Clem McSpadden – Bud Breeding Spirit Award Winner

Clem Rogers McSpadden was born on November 9, 1925 in Busyhead, Oklahoma.  He was the grandnephew of humorist and motion picture actor William Penn Adair “Will” Rogers.  He grew up on a ranch in Oologah, OK, that was owned by Rogers and managed by Mr. McSpadden’s father, Herb.

McSpadden was competing as a professional rodeo performer while a student at Oklahoma A&M (now Oklahoma State) when he filled in as an announcer at an Iowa rodeo in 1947. He earned $100 for four nights of announcing and $286 for winning the calf roping.

He also gained fame as the announcer at the National Finals Rodeo, where he helped discover Grammy-winning country star Reba McEntire.

Early in his announcing career, McSpadden turned to politics. A Democrat, he was an Oklahoma state senator from 1955 to 1972, served one term in Congress, then gave up his seat to seek his party’s gubernatorial nomination in 1974.  David Boren, who won the general election, beat him in a runoff primary.

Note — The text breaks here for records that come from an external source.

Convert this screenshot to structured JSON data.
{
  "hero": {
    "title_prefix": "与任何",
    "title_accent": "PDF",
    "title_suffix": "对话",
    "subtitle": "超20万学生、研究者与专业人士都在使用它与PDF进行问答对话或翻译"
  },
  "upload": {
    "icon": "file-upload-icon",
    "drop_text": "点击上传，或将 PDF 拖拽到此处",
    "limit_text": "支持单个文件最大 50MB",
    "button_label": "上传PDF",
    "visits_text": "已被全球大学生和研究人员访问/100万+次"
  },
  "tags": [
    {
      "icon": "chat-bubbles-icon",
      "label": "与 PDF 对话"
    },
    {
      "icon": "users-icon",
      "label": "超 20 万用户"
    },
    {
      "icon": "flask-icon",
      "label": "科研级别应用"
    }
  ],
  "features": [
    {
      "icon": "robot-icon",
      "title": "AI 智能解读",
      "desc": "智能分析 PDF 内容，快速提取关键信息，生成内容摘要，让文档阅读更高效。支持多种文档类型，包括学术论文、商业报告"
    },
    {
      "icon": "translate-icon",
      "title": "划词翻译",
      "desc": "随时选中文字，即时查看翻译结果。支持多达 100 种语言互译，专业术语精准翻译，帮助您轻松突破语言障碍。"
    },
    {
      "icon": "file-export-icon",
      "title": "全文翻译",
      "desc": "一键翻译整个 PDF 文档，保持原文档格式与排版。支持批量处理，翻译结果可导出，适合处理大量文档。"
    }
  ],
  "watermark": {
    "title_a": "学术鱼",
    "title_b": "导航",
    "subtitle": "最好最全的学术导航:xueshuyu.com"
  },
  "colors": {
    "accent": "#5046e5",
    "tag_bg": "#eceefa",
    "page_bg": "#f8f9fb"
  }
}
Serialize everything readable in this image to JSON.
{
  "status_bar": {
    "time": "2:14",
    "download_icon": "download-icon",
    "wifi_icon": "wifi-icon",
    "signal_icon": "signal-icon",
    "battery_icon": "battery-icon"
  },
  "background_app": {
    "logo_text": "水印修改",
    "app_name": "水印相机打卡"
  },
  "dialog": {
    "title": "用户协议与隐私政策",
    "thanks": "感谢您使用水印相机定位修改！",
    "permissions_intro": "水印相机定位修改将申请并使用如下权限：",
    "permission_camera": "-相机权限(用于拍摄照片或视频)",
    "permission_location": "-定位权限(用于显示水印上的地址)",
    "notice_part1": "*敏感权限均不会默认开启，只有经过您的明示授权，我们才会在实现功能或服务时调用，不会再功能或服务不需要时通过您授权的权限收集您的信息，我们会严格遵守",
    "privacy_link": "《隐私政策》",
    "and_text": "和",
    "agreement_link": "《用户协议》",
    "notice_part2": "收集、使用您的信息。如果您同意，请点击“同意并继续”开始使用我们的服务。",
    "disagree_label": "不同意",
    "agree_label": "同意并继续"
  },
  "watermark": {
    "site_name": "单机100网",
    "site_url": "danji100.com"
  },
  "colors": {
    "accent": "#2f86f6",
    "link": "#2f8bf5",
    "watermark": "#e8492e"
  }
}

McSpadden served as a Democrat in the U.S. House from 1973 to 1975 and founded the Congressional Rural Caucus.

Clem displayed a dry wit in his own right when comparing his dual callings of rodeo and politics. When the post office in Chelsea, OK was renamed in his honor, he was quoted by The Tulsa World as observing how “there’s an amazing correlation between the two arenas in that there’s bull in each profession.”

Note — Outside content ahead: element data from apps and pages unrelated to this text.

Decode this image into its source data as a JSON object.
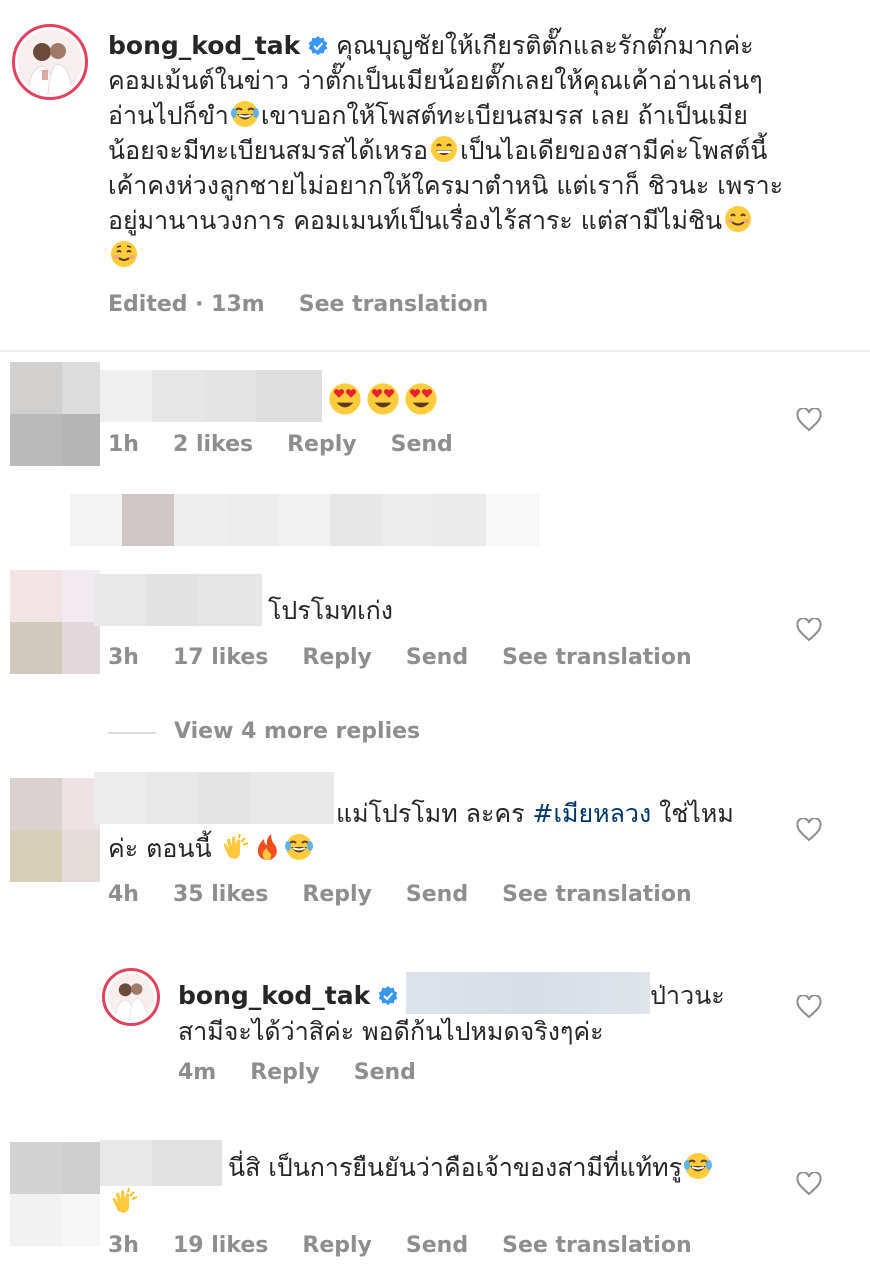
{
  "post_comment": {
    "username": "bong_kod_tak",
    "line1": "คุณบุญชัยให้เกียรติตั๊กและรักตั๊กมากค่ะ",
    "line2": "คอมเม้นต์ในข่าว ว่าตั๊กเป็นเมียน้อยตั๊กเลยให้คุณเค้าอ่านเล่นๆ",
    "line3": "อ่านไปก็ขำ",
    "line3b": "เขาบอกให้โพสต์ทะเบียนสมรส  เลย ถ้าเป็นเมีย",
    "line4": "น้อยจะมีทะเบียนสมรสได้เหรอ",
    "line4b": "เป็นไอเดียของสามีค่ะโพสต์นี้",
    "line5": "เค้าคงห่วงลูกชายไม่อยากให้ใครมาตำหนิ แต่เราก็ ชิวนะ เพราะ",
    "line6": "อยู่มานานวงการ คอมเมนท์เป็นเรื่องไร้สาระ แต่สามีไม่ชิน",
    "edited": "Edited · 13m",
    "see_translation": "See translation"
  },
  "comment1": {
    "time": "1h",
    "likes": "2 likes",
    "reply": "Reply",
    "send": "Send"
  },
  "comment2": {
    "text": "โปรโมทเก่ง",
    "time": "3h",
    "likes": "17 likes",
    "reply": "Reply",
    "send": "Send",
    "see_translation": "See translation"
  },
  "view_more": "View 4 more replies",
  "comment3": {
    "text1": "แม่โปรโมท ละคร ",
    "hashtag": "#เมียหลวง",
    "text1b": " ใช่ไหม",
    "text2": "ค่ะ ตอนนี้ ",
    "time": "4h",
    "likes": "35 likes",
    "reply": "Reply",
    "send": "Send",
    "see_translation": "See translation"
  },
  "reply1": {
    "username": "bong_kod_tak",
    "text1": "ป่าวนะ",
    "text2": "สามีจะได้ว่าสิค่ะ พอดีก้นไปหมดจริงๆค่ะ",
    "time": "4m",
    "reply": "Reply",
    "send": "Send"
  },
  "comment4": {
    "text": "นี่สิ เป็นการยืนยันว่าคือเจ้าของสามีที่แท้ทรู",
    "time": "3h",
    "likes": "19 likes",
    "reply": "Reply",
    "send": "Send",
    "see_translation": "See translation"
  },
  "icons": {
    "verified": "verified-badge-icon",
    "heart": "heart-outline-icon",
    "laugh": "face-with-tears-of-joy-emoji",
    "grin": "grinning-face-emoji",
    "smile": "smiling-face-emoji",
    "blush": "smiling-face-blush-emoji",
    "heart_eyes": "heart-eyes-emoji",
    "clap": "clapping-hands-emoji",
    "fire": "fire-emoji"
  },
  "colors": {
    "text": "#262626",
    "meta": "#8e8e8e",
    "verified": "#3897f0",
    "hashtag": "#00376b",
    "divider": "#efefef"
  }
}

Clem McSpadden, known as the voice of professional rodeo, his Oklahoma intonations a familiar presence through six decades as the sport grew from a rural pastime to a spectacle showcased in Las Vegas.

He went on to become general manager of the National Finals Rodeo in Oklahoma City for almost two decades before it left for Las Vegas in the mid-1980s. He announced rodeos in 41 states and was the first American to be the voice of Canada’s prominent Calgary Stampede. He was a rodeo announcer for ABC-TV’s “Wide World of Sports” in the 1960s.

When Mr. McSpadden opened rodeos, he presided over a quiet moment, reciting the cowboy’s prayer he had written. It became a signature of his persona. It concludes:

“Help us, Lord, to live our lives in such a manner that when we make that last inevitable ride to the country up there, where the grass grows lush, green and stirrup high, and the water runs cool, clear and deep, that you, as our last Judge, will tell us that our entry fees are paid.”

He was an actor, known for Dark Before Dawn (1988), My Heroes Have Always Been Cowboys (1991) and J.W. Coop (1971).

Mr. McSpadden operated a ranch near Chelsea, and he owned a lobbying firm in Oklahoma City.

He was a Professional Rodeo Cowboys Association past president, recipient of the Ben Johnson Memorial Award of the National Cowboy and Western Heritage Museum in 1998.

Inducted into the Rodeo Hall of Fame of the Rodeo Historical Society (a support group of the National Cowboy and Western Heritage Museum) in 1989.

He died on July 7, 2008 in Houston, Texas, USA.